** Listed entries follows **

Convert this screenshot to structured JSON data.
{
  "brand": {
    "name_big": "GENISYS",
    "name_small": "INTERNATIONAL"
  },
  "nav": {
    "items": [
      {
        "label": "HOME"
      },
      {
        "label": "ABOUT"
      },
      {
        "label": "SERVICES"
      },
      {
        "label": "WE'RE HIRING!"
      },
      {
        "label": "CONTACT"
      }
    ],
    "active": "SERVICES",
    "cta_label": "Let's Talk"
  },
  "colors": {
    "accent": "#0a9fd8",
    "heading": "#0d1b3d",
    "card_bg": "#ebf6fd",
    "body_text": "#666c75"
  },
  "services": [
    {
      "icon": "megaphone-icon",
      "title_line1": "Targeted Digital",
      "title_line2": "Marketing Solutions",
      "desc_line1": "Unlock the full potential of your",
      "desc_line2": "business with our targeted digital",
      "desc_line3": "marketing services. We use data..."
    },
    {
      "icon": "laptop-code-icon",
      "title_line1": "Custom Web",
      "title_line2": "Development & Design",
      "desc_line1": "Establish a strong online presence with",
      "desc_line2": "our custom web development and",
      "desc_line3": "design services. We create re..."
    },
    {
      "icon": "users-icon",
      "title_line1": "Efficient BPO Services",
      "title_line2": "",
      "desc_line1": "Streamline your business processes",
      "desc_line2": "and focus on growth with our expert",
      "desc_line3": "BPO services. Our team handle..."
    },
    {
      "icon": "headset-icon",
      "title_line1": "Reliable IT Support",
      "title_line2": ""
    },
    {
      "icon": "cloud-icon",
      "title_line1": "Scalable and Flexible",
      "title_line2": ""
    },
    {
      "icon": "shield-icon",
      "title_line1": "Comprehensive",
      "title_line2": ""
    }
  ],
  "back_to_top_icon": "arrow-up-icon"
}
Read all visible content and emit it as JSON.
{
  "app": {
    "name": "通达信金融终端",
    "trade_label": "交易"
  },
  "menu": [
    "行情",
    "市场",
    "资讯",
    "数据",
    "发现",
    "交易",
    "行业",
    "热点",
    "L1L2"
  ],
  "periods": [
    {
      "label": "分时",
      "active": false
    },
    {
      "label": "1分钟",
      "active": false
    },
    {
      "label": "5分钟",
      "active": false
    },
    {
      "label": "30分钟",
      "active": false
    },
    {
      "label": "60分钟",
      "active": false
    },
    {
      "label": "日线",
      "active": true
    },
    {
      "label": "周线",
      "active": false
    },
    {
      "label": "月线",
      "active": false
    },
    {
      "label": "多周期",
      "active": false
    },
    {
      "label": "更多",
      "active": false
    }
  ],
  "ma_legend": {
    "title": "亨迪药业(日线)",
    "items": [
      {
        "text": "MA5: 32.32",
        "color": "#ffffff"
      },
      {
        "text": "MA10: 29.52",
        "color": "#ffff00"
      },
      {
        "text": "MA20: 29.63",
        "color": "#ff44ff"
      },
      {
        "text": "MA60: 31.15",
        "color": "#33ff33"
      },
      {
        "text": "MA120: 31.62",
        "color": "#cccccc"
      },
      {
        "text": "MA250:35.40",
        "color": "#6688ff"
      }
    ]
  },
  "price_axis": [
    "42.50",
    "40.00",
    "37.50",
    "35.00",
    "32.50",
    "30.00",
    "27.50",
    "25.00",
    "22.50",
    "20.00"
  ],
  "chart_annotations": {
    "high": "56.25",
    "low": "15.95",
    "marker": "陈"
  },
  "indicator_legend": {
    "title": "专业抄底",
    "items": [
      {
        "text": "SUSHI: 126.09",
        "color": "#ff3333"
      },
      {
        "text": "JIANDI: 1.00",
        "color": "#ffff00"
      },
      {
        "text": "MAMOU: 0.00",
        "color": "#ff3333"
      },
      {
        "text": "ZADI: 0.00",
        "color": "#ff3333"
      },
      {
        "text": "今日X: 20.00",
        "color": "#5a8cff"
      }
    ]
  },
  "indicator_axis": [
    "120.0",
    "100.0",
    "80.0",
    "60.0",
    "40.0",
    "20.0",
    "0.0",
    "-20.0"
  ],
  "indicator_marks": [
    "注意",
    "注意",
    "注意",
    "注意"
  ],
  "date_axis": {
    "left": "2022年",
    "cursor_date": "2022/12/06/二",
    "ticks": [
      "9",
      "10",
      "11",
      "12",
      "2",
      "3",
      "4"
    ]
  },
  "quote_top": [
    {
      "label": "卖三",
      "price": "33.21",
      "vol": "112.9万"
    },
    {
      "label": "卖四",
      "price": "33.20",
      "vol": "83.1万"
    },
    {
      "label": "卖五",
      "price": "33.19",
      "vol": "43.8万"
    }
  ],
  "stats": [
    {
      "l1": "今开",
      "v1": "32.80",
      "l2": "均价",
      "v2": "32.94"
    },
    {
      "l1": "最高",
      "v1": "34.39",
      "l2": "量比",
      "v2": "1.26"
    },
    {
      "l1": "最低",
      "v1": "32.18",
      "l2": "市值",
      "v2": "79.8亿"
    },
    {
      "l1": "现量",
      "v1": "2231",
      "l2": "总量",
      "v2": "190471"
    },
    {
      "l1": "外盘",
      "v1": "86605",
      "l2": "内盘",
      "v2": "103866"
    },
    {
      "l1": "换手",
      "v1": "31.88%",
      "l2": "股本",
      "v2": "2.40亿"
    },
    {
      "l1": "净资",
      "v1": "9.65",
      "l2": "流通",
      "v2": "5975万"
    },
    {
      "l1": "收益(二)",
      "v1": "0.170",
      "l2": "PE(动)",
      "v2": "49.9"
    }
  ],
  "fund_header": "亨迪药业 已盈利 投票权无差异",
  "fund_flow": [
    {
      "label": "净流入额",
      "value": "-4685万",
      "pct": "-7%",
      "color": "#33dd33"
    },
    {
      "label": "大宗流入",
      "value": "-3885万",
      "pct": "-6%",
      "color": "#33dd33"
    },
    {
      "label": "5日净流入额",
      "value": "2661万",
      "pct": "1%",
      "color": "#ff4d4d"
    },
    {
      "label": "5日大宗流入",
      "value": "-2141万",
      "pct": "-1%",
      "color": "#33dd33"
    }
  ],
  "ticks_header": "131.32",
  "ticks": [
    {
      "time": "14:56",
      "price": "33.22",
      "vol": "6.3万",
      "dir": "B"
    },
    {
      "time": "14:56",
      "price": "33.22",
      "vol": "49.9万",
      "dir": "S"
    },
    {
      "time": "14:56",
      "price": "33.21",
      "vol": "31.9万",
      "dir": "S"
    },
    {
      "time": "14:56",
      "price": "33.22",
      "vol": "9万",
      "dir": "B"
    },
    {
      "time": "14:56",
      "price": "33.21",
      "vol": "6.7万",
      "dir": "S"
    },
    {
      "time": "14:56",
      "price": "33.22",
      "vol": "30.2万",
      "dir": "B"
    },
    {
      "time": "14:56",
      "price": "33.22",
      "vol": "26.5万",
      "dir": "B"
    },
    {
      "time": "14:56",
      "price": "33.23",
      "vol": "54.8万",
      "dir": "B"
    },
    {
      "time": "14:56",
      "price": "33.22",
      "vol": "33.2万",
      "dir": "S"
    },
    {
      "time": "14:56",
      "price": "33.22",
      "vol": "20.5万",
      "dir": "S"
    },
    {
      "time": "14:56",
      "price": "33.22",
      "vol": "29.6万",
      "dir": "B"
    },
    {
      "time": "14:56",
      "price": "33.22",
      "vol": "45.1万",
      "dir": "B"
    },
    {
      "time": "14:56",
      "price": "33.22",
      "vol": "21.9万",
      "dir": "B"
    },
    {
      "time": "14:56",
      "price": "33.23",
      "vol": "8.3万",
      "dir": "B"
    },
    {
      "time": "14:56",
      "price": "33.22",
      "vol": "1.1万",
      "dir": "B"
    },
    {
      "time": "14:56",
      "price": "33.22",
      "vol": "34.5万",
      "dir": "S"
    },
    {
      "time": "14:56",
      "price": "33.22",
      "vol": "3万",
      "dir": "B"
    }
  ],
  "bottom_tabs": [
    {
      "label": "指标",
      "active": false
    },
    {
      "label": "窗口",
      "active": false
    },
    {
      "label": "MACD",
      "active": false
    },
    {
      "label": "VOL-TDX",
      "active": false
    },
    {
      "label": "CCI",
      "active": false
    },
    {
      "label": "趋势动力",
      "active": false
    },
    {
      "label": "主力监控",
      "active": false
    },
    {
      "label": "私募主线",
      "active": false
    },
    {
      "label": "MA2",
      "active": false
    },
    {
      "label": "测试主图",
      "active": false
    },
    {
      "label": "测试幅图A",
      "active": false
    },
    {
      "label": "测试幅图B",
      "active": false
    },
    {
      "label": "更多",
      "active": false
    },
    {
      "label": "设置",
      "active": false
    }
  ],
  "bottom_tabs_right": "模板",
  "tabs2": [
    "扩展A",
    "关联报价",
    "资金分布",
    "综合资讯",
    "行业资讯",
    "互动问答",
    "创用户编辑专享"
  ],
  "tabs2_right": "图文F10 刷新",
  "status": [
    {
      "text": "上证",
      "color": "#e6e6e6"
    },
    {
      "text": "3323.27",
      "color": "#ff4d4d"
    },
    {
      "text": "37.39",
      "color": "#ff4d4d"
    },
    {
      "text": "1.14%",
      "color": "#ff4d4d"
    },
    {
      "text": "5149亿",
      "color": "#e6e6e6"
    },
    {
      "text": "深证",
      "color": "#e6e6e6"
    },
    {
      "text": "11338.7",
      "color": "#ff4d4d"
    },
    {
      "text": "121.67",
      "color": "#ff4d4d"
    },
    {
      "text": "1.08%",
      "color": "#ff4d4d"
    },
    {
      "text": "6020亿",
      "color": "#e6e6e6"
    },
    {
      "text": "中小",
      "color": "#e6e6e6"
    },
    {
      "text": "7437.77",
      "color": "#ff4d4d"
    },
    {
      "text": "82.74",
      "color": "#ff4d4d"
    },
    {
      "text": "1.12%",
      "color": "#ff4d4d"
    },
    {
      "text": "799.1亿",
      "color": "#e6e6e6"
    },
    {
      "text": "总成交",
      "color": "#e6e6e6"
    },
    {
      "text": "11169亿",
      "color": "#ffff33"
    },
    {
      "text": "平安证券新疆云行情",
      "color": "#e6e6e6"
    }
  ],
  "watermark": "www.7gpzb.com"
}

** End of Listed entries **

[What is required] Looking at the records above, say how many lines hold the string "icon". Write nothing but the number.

[Your response] 7